**Problem:**
Search each line below for the word "error" and list those that contain it.

**Information supplied:**
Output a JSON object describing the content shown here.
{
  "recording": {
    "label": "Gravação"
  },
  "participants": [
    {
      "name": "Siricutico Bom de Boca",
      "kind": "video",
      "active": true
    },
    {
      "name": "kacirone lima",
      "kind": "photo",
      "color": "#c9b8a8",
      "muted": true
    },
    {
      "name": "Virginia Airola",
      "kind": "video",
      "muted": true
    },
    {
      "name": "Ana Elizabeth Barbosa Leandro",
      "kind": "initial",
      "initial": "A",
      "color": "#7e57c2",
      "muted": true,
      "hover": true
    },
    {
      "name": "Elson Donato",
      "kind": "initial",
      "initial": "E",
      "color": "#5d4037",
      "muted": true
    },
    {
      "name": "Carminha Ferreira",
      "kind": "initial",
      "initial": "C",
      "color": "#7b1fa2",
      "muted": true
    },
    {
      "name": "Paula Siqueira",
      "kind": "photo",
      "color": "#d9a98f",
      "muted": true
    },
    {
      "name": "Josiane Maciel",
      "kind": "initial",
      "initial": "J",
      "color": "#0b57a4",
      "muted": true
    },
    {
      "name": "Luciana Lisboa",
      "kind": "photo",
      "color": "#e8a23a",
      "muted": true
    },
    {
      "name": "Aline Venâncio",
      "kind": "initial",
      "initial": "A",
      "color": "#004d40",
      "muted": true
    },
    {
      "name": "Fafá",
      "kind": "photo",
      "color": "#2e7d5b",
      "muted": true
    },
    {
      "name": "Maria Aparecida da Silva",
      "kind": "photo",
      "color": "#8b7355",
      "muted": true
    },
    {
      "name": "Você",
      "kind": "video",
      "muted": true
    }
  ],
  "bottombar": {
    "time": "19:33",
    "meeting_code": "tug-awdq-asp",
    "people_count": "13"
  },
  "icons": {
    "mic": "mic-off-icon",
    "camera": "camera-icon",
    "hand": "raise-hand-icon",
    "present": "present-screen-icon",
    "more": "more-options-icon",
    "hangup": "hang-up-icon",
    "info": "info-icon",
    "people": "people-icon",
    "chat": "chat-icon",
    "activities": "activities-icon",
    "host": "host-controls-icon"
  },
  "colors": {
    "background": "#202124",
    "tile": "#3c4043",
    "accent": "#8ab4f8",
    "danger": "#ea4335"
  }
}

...

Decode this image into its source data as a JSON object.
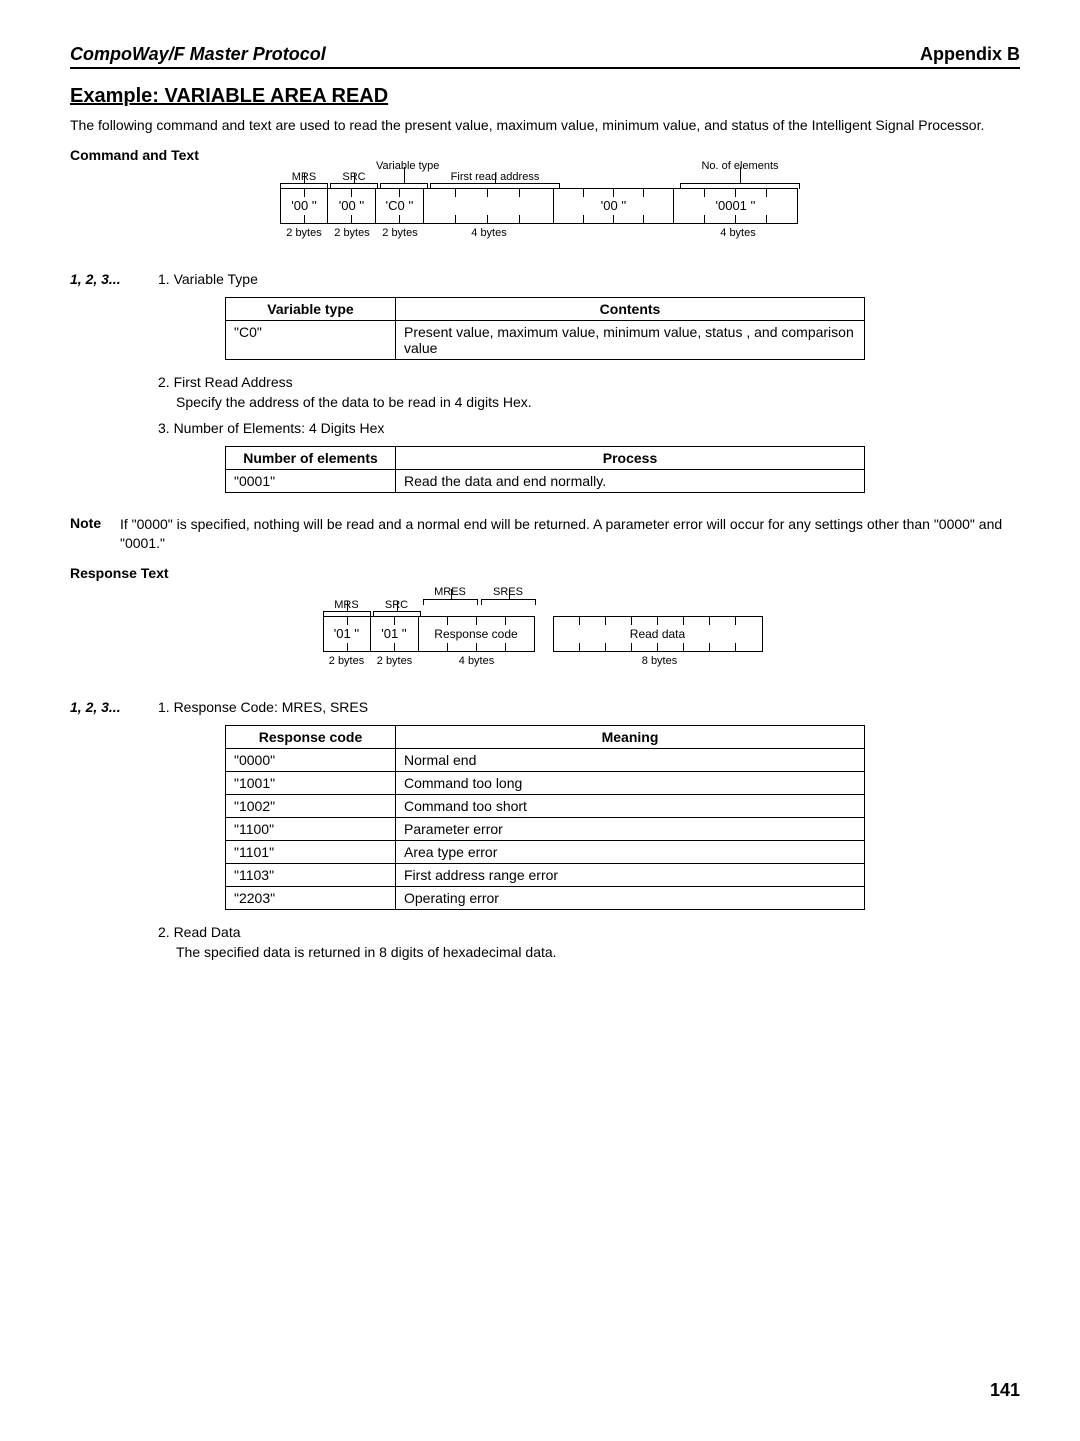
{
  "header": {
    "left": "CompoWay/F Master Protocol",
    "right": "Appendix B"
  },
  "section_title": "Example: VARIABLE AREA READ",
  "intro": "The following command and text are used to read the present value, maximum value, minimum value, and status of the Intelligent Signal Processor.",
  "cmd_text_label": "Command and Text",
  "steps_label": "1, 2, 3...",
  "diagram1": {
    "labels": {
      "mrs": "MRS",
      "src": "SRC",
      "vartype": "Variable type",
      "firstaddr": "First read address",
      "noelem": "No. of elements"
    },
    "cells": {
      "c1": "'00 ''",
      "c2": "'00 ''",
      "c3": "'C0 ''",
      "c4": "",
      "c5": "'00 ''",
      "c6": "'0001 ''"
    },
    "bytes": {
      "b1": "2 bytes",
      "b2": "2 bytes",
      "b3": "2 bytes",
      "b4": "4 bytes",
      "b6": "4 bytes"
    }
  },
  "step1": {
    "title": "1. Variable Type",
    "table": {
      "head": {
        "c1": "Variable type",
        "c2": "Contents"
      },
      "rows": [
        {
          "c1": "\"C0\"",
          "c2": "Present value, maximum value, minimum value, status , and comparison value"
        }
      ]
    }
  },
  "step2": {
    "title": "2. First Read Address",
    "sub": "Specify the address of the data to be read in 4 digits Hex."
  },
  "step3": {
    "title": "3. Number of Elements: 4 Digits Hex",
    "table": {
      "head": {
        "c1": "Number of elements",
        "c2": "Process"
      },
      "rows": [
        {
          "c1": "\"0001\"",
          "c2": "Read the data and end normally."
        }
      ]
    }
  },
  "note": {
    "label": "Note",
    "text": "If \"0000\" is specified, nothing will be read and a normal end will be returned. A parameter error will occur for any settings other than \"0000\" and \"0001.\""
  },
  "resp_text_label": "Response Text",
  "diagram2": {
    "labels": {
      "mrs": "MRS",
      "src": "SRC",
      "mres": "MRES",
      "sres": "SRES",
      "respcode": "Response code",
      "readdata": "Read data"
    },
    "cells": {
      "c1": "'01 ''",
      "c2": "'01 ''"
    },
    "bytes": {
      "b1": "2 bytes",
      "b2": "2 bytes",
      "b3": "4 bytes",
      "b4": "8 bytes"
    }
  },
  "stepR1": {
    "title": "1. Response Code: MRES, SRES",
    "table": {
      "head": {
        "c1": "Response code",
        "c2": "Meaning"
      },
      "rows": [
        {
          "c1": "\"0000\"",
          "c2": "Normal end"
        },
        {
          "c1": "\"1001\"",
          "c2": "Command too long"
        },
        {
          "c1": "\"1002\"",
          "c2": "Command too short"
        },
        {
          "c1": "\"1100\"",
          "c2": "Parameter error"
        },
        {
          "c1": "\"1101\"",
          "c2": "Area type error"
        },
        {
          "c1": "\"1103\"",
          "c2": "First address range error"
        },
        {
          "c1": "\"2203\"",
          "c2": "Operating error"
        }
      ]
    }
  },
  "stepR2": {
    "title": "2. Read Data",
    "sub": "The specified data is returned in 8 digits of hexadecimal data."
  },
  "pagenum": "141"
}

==

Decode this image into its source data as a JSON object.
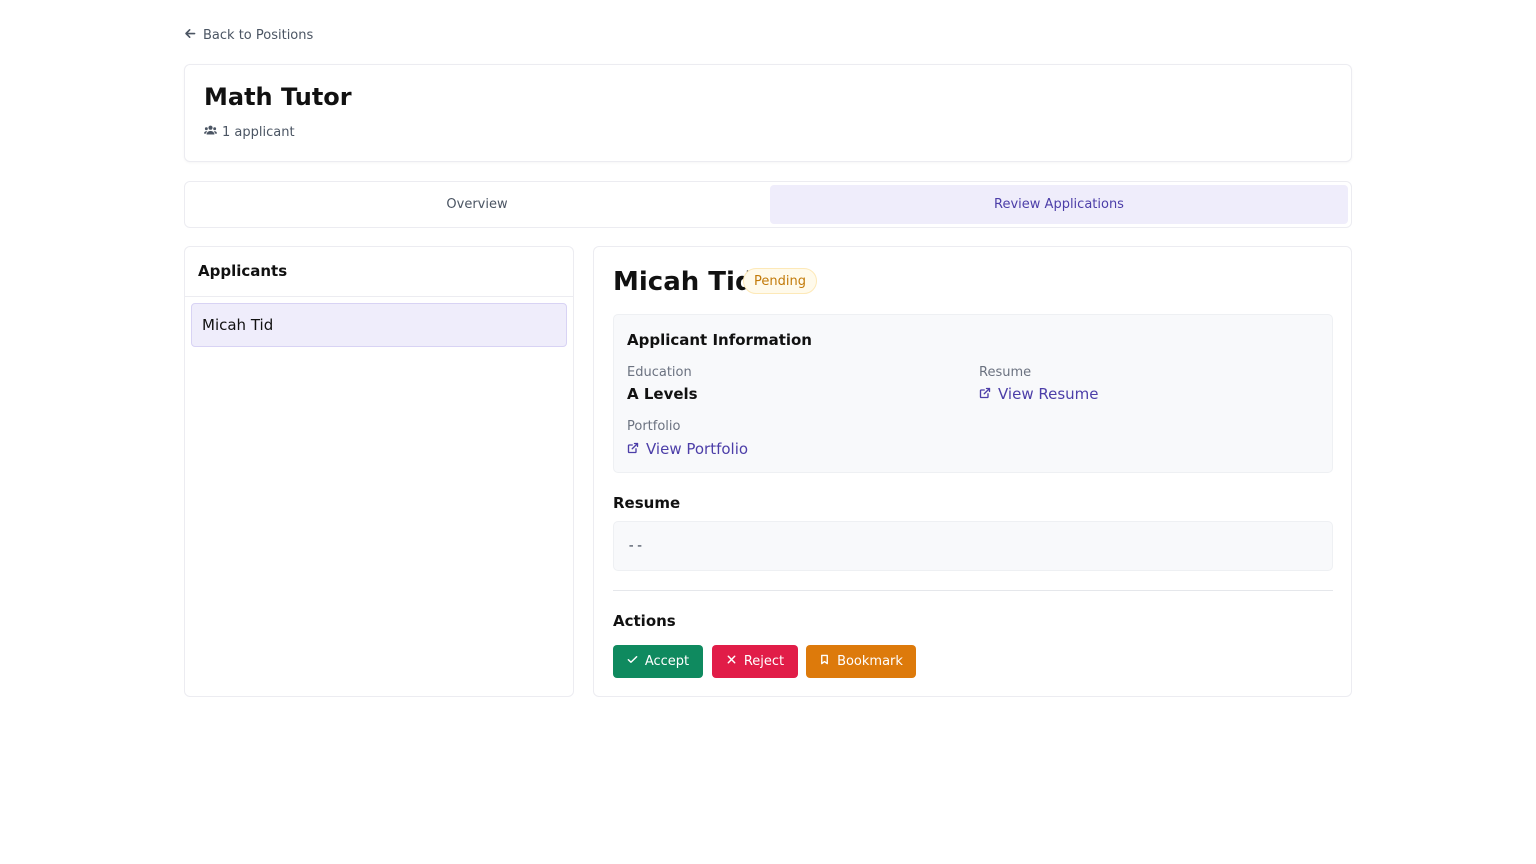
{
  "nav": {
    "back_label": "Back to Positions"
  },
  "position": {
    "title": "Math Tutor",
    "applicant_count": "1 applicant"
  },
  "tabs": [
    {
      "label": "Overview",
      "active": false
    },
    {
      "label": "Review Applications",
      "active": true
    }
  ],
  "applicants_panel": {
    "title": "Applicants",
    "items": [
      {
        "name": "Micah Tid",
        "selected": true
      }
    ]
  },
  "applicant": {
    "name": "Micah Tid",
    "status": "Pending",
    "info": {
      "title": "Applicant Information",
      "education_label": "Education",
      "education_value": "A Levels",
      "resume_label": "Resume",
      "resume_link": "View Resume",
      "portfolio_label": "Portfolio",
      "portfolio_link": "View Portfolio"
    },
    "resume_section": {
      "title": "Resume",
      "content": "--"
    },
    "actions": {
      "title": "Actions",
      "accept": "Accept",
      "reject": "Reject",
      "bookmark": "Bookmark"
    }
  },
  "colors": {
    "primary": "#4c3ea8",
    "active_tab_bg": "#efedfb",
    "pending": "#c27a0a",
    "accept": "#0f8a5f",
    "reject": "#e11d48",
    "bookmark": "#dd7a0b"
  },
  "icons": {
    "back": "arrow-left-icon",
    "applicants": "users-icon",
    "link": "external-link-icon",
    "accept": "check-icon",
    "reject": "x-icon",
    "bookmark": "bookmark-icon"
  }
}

**Exercise answer:**
    "text": "If \"0000\" is specified, nothing will be read and a normal end will be returned. A parameter error will occur for any settings other than \"0000\" and \"0001.\""
          "c2": "Parameter error"
          "c2": "Area type error"
          "c2": "First address range error"
          "c2": "Operating error"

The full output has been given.